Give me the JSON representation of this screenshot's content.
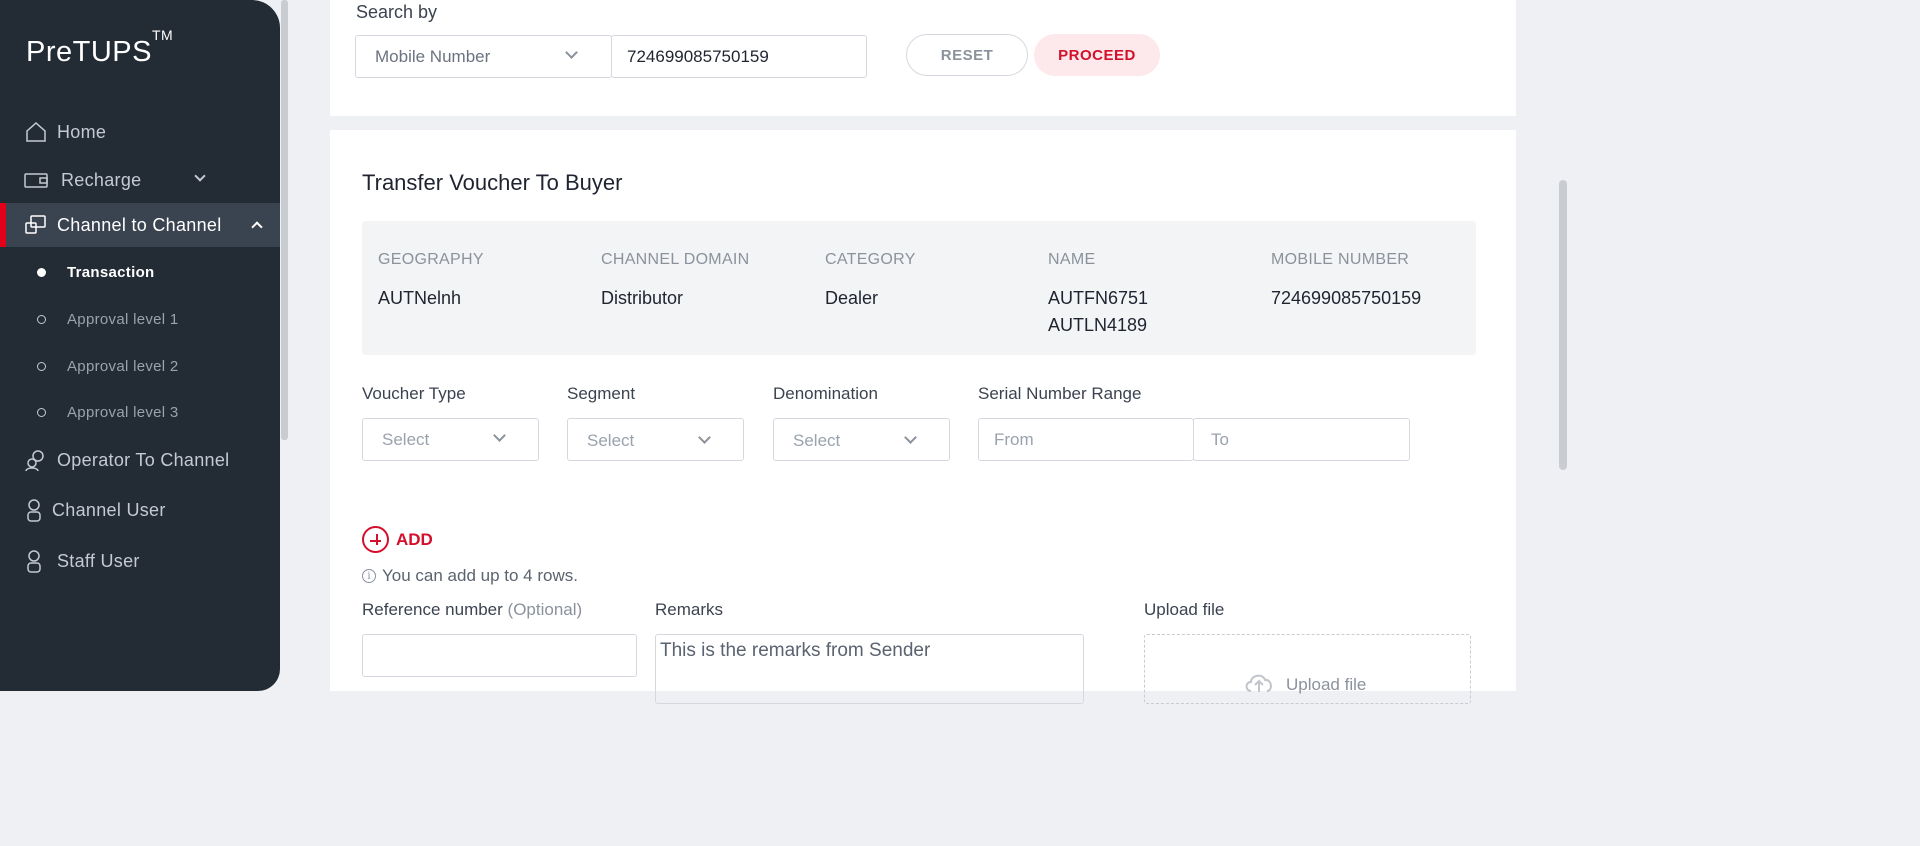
{
  "brand": {
    "name": "PreTUPS",
    "tm": "TM"
  },
  "sidebar": {
    "items": [
      {
        "label": "Home",
        "icon": "home-icon"
      },
      {
        "label": "Recharge",
        "icon": "wallet-icon"
      },
      {
        "label": "Channel to Channel",
        "icon": "transfer-icon"
      },
      {
        "label": "Operator To Channel",
        "icon": "operator-icon"
      },
      {
        "label": "Channel User",
        "icon": "user-icon"
      },
      {
        "label": "Staff User",
        "icon": "user-icon"
      }
    ],
    "subitems": [
      {
        "label": "Transaction"
      },
      {
        "label": "Approval level 1"
      },
      {
        "label": "Approval level 2"
      },
      {
        "label": "Approval level 3"
      }
    ]
  },
  "search": {
    "label": "Search by",
    "type_value": "Mobile Number",
    "query_value": "724699085750159",
    "reset_label": "RESET",
    "proceed_label": "PROCEED"
  },
  "transfer": {
    "title": "Transfer Voucher To Buyer",
    "info": {
      "geography": {
        "header": "GEOGRAPHY",
        "value": "AUTNelnh"
      },
      "domain": {
        "header": "CHANNEL DOMAIN",
        "value": "Distributor"
      },
      "category": {
        "header": "CATEGORY",
        "value": "Dealer"
      },
      "name": {
        "header": "NAME",
        "value1": "AUTFN6751",
        "value2": "AUTLN4189"
      },
      "mobile": {
        "header": "MOBILE NUMBER",
        "value": "724699085750159"
      }
    },
    "fields": {
      "voucher_type": {
        "label": "Voucher Type",
        "placeholder": "Select"
      },
      "segment": {
        "label": "Segment",
        "placeholder": "Select"
      },
      "denomination": {
        "label": "Denomination",
        "placeholder": "Select"
      },
      "serial_range": {
        "label": "Serial Number Range",
        "from_placeholder": "From",
        "to_placeholder": "To"
      }
    },
    "add_label": "ADD",
    "hint": "You can add up to 4 rows.",
    "reference": {
      "label": "Reference number",
      "optional": "(Optional)"
    },
    "remarks": {
      "label": "Remarks",
      "value": "This is the remarks from Sender"
    },
    "upload": {
      "label": "Upload file",
      "button": "Upload file"
    }
  },
  "colors": {
    "sidebar_bg": "#232b35",
    "accent": "#e2001a",
    "proceed_bg": "#fde8eb"
  }
}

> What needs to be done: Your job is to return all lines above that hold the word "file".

> Solution for this exercise:
      "label": "Upload file",
      "button": "Upload file"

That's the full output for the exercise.